Despite the spiraling urge for women’s rights and empowerment, India’s political system remains committed to its decriminalized status of marital rape, placing itself in a list of countries much in disrepute for negligence of citizens’ rights. According to the National Crime Records Bureau’s ‘Crime in India’ 2019 report, a woman is raped every 16 minutes. Every four minutes, she is a victim of cruelty by her in-laws. The National Family Health Survey of 2015-16 suggests that an estimated 99.1 per cent of sexual violence is unreported. On an average, an Indian woman is 17 times more likely to succumb to sexual violence where the perpetrator is her husband. A study by the United Nations Population Fund noted that more than two-thirds of married women in India, between the ages of 15 to 49, have been raped or forced to provide sex. In 2013, the United Nations Committee on Elimination of Discrimination Against Women (UNCEDAW) recommended that marital rape should be punishable under the Indian Penal Code. The same year witnessed nationwide protests, which sparked off with the rape and homicide of a paramedical student in Delhi.
The precarious status of women in Indian society, though not something new, was exposed to the world as a shocked Indian government, caught up in this frenzy, resorted to amendment of existing rape laws. Post the enforcement of the new law, ‘rarest of the rare’ cases of rape could invite death penalty. Yet certain clauses reflected India’s reluctance to carry out the death penalty. Ultimately, ‘the rarest of rare cases’ is left to the judiciary to interpret, transforming the death penalty to a futile deterrent.
Even if not sentenced to capital punishment, rape laws provide some (at least in theory) security to Indian women. But any addition of the prefix ‘marital’ before the same act, instantly pushes the offender outside the ambit of the legal framework. The Verma Committee, constituted in the aftermath of the Delhi rape case, among other recommendations, suggested that the immunity against marital rape exception should be repealed. However, during the Law Reform Process in 2013, the then Union Law Minister Ashwani Kumar maintained that marriage in India was fundamentally different from the West.
In the Indian context, marriage was not viewed as a social contract but as a religious sacrament. The divinely ordained marriages in India and the rights and obligations of spouses in conjugal relations were immune from interference by criminal law. In patriarchal India, husbands cannot be rapists.

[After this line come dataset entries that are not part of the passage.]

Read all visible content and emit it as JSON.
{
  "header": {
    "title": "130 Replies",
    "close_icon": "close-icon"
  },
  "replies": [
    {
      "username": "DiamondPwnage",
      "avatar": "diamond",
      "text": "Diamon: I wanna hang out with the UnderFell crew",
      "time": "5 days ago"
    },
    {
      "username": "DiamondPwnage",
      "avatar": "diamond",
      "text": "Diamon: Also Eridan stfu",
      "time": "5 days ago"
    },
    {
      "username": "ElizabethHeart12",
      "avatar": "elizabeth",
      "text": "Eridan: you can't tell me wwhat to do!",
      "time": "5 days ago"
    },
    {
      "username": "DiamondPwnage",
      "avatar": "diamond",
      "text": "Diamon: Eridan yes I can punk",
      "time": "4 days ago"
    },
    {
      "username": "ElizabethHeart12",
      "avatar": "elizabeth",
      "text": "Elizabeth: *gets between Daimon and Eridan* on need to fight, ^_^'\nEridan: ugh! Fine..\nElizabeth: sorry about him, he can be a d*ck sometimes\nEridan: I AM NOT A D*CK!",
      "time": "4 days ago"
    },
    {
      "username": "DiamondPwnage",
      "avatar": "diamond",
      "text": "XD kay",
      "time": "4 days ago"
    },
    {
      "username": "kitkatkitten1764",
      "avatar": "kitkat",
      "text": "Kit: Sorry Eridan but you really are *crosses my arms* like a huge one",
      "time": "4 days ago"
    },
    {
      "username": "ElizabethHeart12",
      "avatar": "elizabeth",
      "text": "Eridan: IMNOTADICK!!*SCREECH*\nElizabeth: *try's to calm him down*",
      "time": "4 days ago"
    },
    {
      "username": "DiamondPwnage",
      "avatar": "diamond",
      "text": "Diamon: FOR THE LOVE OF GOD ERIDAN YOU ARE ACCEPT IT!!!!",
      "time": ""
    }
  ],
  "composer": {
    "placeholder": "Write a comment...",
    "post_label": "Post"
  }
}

Even worse, victims of rape are married off to the rapist, leaving a woman to forge a lifelong partnership with the very man who raped her. An exception to the immunity of marital rape is Section 376A by which sexual intercourse by a man with his wife, if separated, was liable to be punished with imprisonment and a fine or where the girl was below fifteen years of age. Marital rape can be a valid ground for divorce in a civil court, but cannot be tried in a criminal court. Judges continue to interpret the Hindu Marriage Act within the framework of marriage as a sacrament. The consent of wives is subordinated to the conjugal rights of husbands. The consent of parents to the marriage is considered as sufficient proof of consent of the parties to the marriage. And a woman’s consent to marriage is deemed as her consent to sex. This assumption of India’s patriarchal fabric, of women as a property of her husband, though challenged by feminists, have not yet resulted in any affirmative legal change.

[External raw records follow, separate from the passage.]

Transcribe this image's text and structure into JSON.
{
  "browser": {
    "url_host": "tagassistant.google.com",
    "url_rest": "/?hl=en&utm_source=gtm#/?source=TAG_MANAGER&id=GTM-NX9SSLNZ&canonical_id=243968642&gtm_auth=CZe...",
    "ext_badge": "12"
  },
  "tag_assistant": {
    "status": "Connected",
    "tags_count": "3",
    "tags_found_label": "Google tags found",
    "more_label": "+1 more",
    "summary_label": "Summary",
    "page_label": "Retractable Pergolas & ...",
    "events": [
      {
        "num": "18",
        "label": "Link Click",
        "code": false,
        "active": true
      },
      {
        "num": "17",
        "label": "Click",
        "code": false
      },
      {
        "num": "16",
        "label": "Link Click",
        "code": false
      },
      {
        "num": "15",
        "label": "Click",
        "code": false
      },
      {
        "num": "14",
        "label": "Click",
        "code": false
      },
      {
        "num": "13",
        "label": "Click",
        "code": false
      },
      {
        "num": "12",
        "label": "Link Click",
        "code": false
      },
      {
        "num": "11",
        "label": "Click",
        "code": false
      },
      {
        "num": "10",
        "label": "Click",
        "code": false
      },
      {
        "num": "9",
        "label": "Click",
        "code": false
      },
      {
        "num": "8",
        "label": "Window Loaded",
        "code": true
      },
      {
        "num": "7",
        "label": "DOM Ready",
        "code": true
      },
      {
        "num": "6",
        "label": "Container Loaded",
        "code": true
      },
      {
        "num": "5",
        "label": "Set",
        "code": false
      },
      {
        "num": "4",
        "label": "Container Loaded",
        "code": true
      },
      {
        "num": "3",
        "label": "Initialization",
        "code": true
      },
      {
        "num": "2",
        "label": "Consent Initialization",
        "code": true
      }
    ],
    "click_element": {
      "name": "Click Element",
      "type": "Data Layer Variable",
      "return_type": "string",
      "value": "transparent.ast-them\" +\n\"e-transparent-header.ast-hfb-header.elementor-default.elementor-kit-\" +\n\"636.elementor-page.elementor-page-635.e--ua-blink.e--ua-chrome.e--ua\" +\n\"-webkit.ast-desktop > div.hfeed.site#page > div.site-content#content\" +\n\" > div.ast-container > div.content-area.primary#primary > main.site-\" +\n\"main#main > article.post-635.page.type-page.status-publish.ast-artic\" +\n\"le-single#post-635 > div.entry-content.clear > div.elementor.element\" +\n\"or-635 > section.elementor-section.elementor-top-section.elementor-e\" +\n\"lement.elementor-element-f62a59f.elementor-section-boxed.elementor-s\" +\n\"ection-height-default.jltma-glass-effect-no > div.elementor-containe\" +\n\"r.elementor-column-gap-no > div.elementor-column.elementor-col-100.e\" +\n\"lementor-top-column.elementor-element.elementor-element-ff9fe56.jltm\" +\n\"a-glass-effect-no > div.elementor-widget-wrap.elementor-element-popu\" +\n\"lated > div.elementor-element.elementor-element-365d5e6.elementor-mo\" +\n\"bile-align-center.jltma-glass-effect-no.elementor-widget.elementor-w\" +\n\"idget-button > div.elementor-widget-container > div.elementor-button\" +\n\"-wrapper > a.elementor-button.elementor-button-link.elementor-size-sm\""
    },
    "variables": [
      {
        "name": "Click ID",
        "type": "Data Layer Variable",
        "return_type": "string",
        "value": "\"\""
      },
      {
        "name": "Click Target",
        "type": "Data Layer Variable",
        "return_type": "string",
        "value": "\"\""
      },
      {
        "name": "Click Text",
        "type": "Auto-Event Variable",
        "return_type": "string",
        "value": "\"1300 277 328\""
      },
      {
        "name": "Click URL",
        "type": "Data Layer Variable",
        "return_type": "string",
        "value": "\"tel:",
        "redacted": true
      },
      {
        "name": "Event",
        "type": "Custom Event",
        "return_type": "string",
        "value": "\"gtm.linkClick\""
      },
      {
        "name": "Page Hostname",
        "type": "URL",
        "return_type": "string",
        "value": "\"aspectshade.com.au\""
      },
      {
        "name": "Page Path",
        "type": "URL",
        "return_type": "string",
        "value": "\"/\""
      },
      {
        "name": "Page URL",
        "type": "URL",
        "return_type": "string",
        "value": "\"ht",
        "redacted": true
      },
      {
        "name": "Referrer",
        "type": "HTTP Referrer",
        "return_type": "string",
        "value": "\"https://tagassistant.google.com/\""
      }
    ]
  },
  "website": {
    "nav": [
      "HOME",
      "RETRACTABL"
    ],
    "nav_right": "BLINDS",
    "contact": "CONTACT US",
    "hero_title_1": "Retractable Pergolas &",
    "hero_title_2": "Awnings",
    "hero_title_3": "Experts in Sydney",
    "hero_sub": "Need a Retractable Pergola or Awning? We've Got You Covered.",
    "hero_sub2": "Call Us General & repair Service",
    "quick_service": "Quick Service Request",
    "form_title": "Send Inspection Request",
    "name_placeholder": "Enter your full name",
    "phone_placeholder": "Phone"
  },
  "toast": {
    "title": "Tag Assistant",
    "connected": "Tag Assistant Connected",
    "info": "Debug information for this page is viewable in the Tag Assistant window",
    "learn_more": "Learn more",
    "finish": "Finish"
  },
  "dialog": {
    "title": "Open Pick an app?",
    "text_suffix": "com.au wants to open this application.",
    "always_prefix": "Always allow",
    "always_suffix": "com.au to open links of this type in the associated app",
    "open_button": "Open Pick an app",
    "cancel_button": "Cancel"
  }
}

Article 1 of the UNCEDAW defines violence against women as an ‘act of gender-based violence that results in, or is likely to result in, physical, sexual, or mental harm or suffering to women, including threats of such acts, coercion or arbitrary deprivation of liberty, whether occurring in public or private life.’ Article 14 and Article 21 of the Indian Constitution guarantees the Fundamental Rights of citizens, which under Article 32 are enforceable in court. India’s apex court has upheld the freedom of the women to make choices related to sexual activity under the purview of Article 21. Seen in this framework then, Section 375 (which violates the Right of Married Women to have choices in terms of sexual protection from her husband) of Indian Penal Code is inconsistent both with these principles and the provisions of UNCEDAW.
Given the ever-increasing violence against women, the bulk of which is experienced in the domestic space, India needs to immediately criminalize marital rape. In India, despite legal security, domestic violence goes unreported and dowry laws are reduced to a mockery. Legalized patriarchal exploitation is aggravated by the non-existence of laws to punish offenders of marital rape, which accentuates the asymmetric relations between the husband and wife.
Particularly important is to educate the women, who often become habituated with marital rape, not recognizing it as sexual violence. Given the socialization of Indian women, which is inherently patriarchal, women are actively encouraged to endure conjugal violence at the hands of her husband and/or her in-laws. They are discouraged to step out of abusive relationships. The legal system grants explicit immunity to the husband to force his wife into sexual intercourse, assuming the ‘implied consent’ of the wife. Criminalization of marital rape is imperative, accompanied by a corresponding change in the attitudes of the law-enforcement agencies, which often function as agencies of patriarchy.